* **Work task**
Pictures stay out. All the rest of the records must be repeated exactly.

* **Records shown**
************

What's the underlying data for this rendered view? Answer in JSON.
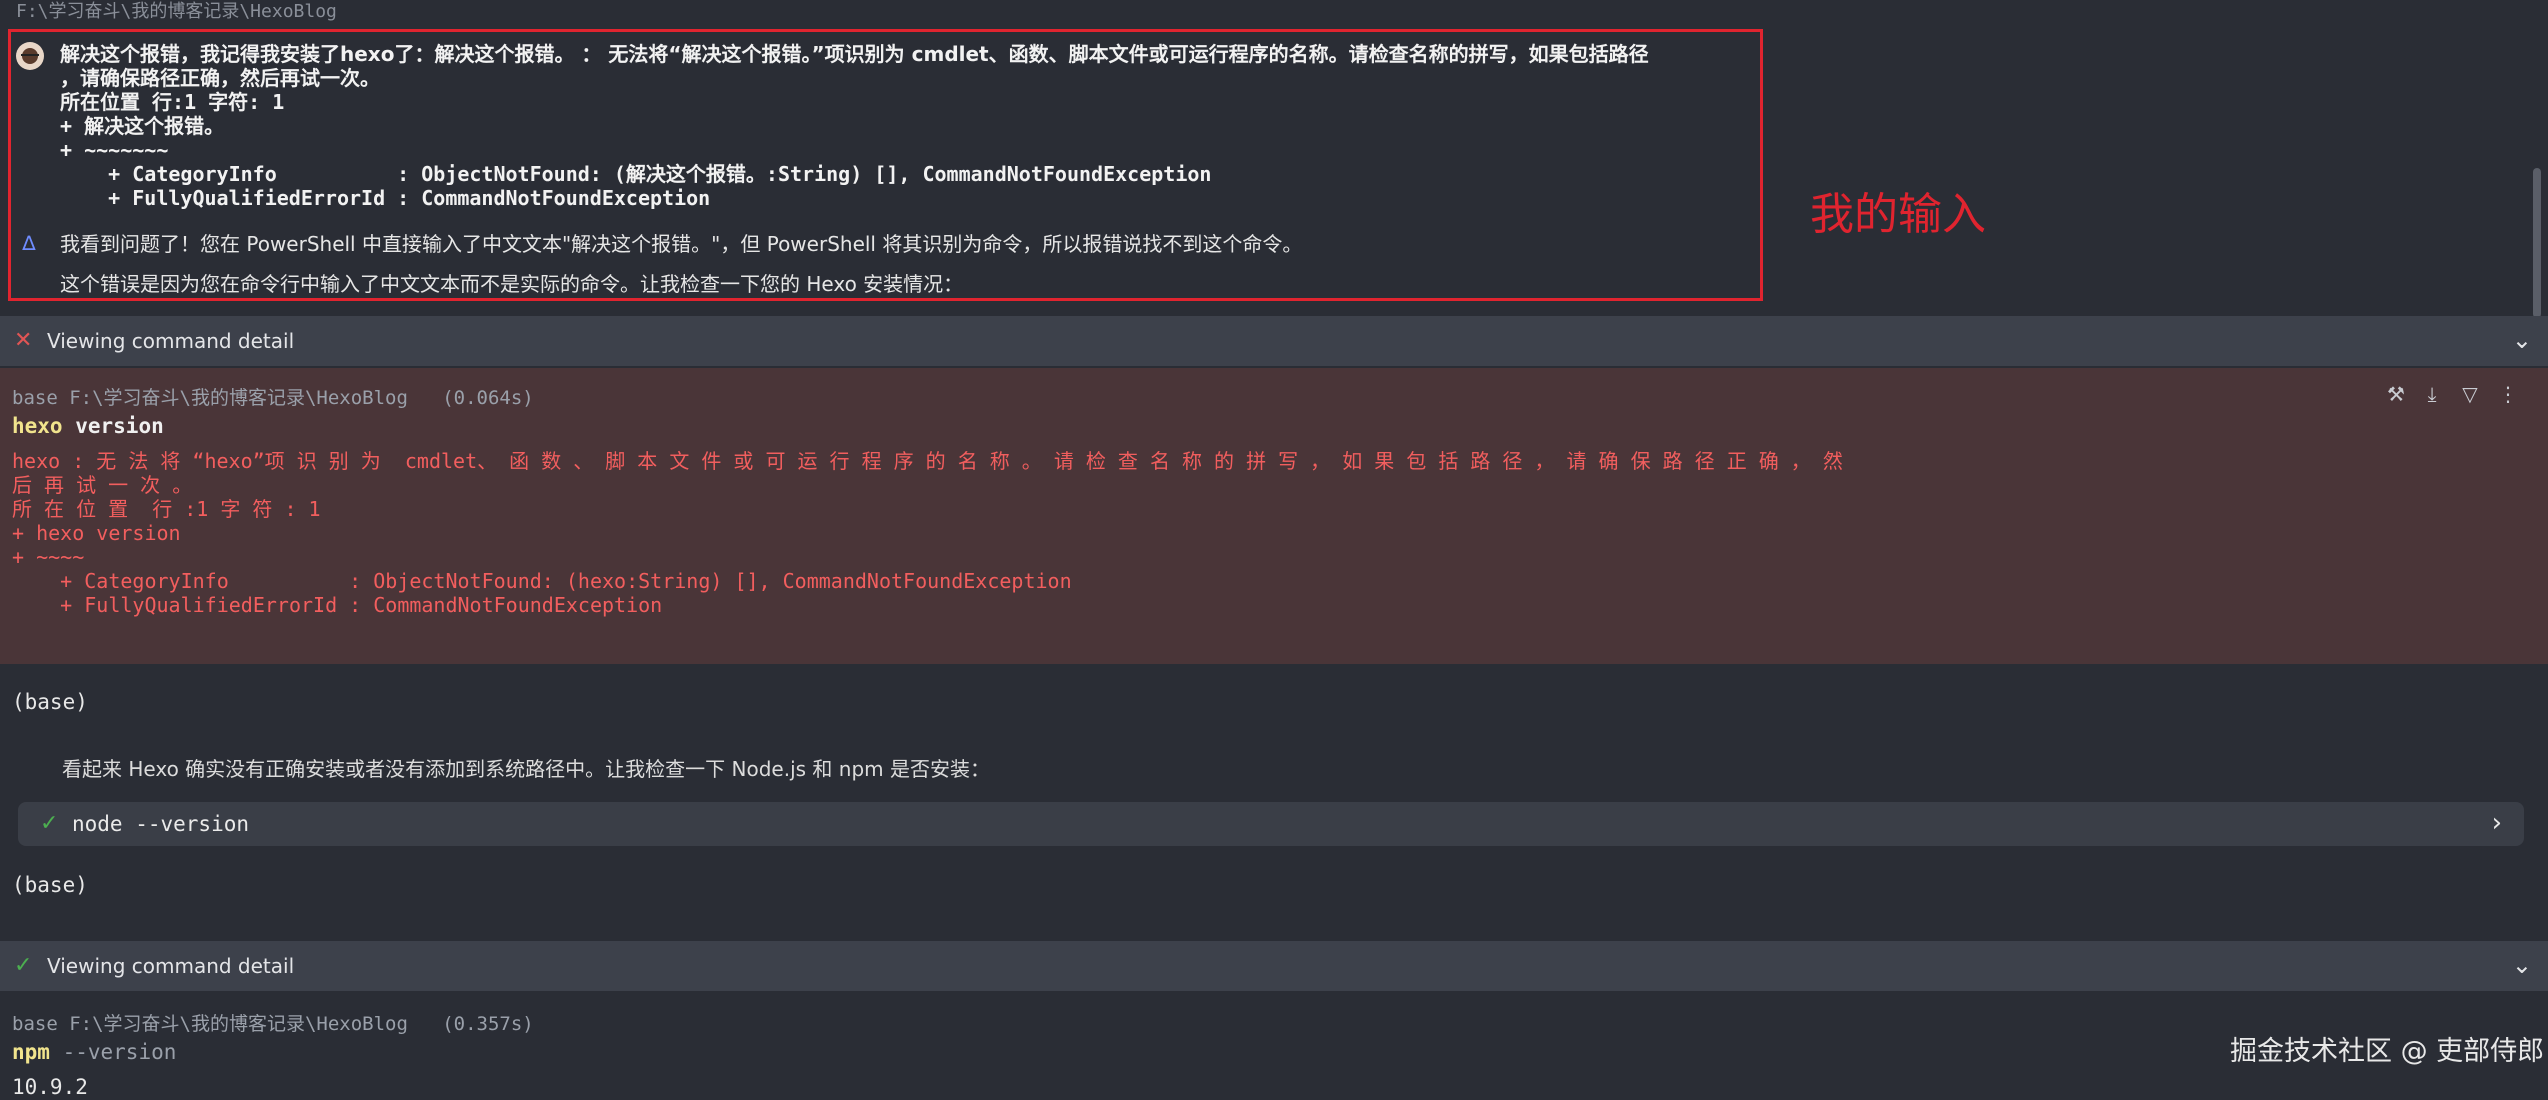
{
  "path_line": "F:\\学习奋斗\\我的博客记录\\HexoBlog",
  "user_message": {
    "lines": [
      "解决这个报错，我记得我安装了hexo了：解决这个报错。 ： 无法将“解决这个报错。”项识别为 cmdlet、函数、脚本文件或可运行程序的名称。请检查名称的拼写，如果包括路径",
      "，请确保路径正确，然后再试一次。",
      "所在位置 行:1 字符: 1",
      "+ 解决这个报错。",
      "+ ~~~~~~~",
      "    + CategoryInfo          : ObjectNotFound: (解决这个报错。:String) [], CommandNotFoundException",
      "    + FullyQualifiedErrorId : CommandNotFoundException"
    ]
  },
  "assistant_reply": {
    "line1": "我看到问题了！您在 PowerShell 中直接输入了中文文本\"解决这个报错。\"，但 PowerShell 将其识别为命令，所以报错说找不到这个命令。",
    "line2": "这个错误是因为您在命令行中输入了中文文本而不是实际的命令。让我检查一下您的 Hexo 安装情况："
  },
  "annotation_label": "我的输入",
  "detail_bar_1": {
    "title": "Viewing command detail",
    "status": "error"
  },
  "command_1": {
    "meta": "base F:\\学习奋斗\\我的博客记录\\HexoBlog   (0.064s)",
    "cmd": "hexo",
    "arg": "version",
    "error_lines": [
      "hexo : 无 法 将 “hexo”项 识 别 为  cmdlet、 函 数 、 脚 本 文 件 或 可 运 行 程 序 的 名 称 。 请 检 查 名 称 的 拼 写 ， 如 果 包 括 路 径 ， 请 确 保 路 径 正 确 ， 然",
      "后 再 试 一 次 。",
      "所 在 位 置  行 :1 字 符 : 1",
      "+ hexo version",
      "+ ~~~~",
      "    + CategoryInfo          : ObjectNotFound: (hexo:String) [], CommandNotFoundException",
      "    + FullyQualifiedErrorId : CommandNotFoundException"
    ]
  },
  "base_label_1": "(base)",
  "assistant_reply_2": "看起来 Hexo 确实没有正确安装或者没有添加到系统路径中。让我检查一下 Node.js 和 npm 是否安装：",
  "node_row": {
    "label": "node --version",
    "status": "success"
  },
  "base_label_2": "(base)",
  "detail_bar_2": {
    "title": "Viewing command detail",
    "status": "success"
  },
  "command_2": {
    "meta": "base F:\\学习奋斗\\我的博客记录\\HexoBlog   (0.357s)",
    "cmd": "npm",
    "arg": "--version",
    "result": "10.9.2"
  },
  "watermark": "掘金技术社区 @ 吏部侍郎",
  "colors": {
    "error_red": "#e0242f",
    "success_green": "#4caf50",
    "accent_blue": "#6f8cff"
  }
}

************

* **Written solution**
What's the underlying data for this rendered view? Answer in JSON.
{
  "path_line": "F:\\学习奋斗\\我的博客记录\\HexoBlog",
  "user_message": {
    "lines": [
      "解决这个报错，我记得我安装了hexo了：解决这个报错。 ： 无法将“解决这个报错。”项识别为 cmdlet、函数、脚本文件或可运行程序的名称。请检查名称的拼写，如果包括路径",
      "，请确保路径正确，然后再试一次。",
      "所在位置 行:1 字符: 1",
      "+ 解决这个报错。",
      "+ ~~~~~~~",
      "    + CategoryInfo          : ObjectNotFound: (解决这个报错。:String) [], CommandNotFoundException",
      "    + FullyQualifiedErrorId : CommandNotFoundException"
    ]
  },
  "assistant_reply": {
    "line1": "我看到问题了！您在 PowerShell 中直接输入了中文文本\"解决这个报错。\"，但 PowerShell 将其识别为命令，所以报错说找不到这个命令。",
    "line2": "这个错误是因为您在命令行中输入了中文文本而不是实际的命令。让我检查一下您的 Hexo 安装情况："
  },
  "annotation_label": "我的输入",
  "detail_bar_1": {
    "title": "Viewing command detail",
    "status": "error"
  },
  "command_1": {
    "meta": "base F:\\学习奋斗\\我的博客记录\\HexoBlog   (0.064s)",
    "cmd": "hexo",
    "arg": "version",
    "error_lines": [
      "hexo : 无 法 将 “hexo”项 识 别 为  cmdlet、 函 数 、 脚 本 文 件 或 可 运 行 程 序 的 名 称 。 请 检 查 名 称 的 拼 写 ， 如 果 包 括 路 径 ， 请 确 保 路 径 正 确 ， 然",
      "后 再 试 一 次 。",
      "所 在 位 置  行 :1 字 符 : 1",
      "+ hexo version",
      "+ ~~~~",
      "    + CategoryInfo          : ObjectNotFound: (hexo:String) [], CommandNotFoundException",
      "    + FullyQualifiedErrorId : CommandNotFoundException"
    ]
  },
  "base_label_1": "(base)",
  "assistant_reply_2": "看起来 Hexo 确实没有正确安装或者没有添加到系统路径中。让我检查一下 Node.js 和 npm 是否安装：",
  "node_row": {
    "label": "node --version",
    "status": "success"
  },
  "base_label_2": "(base)",
  "detail_bar_2": {
    "title": "Viewing command detail",
    "status": "success"
  },
  "command_2": {
    "meta": "base F:\\学习奋斗\\我的博客记录\\HexoBlog   (0.357s)",
    "cmd": "npm",
    "arg": "--version",
    "result": "10.9.2"
  },
  "watermark": "掘金技术社区 @ 吏部侍郎",
  "colors": {
    "error_red": "#e0242f",
    "success_green": "#4caf50",
    "accent_blue": "#6f8cff"
  }
}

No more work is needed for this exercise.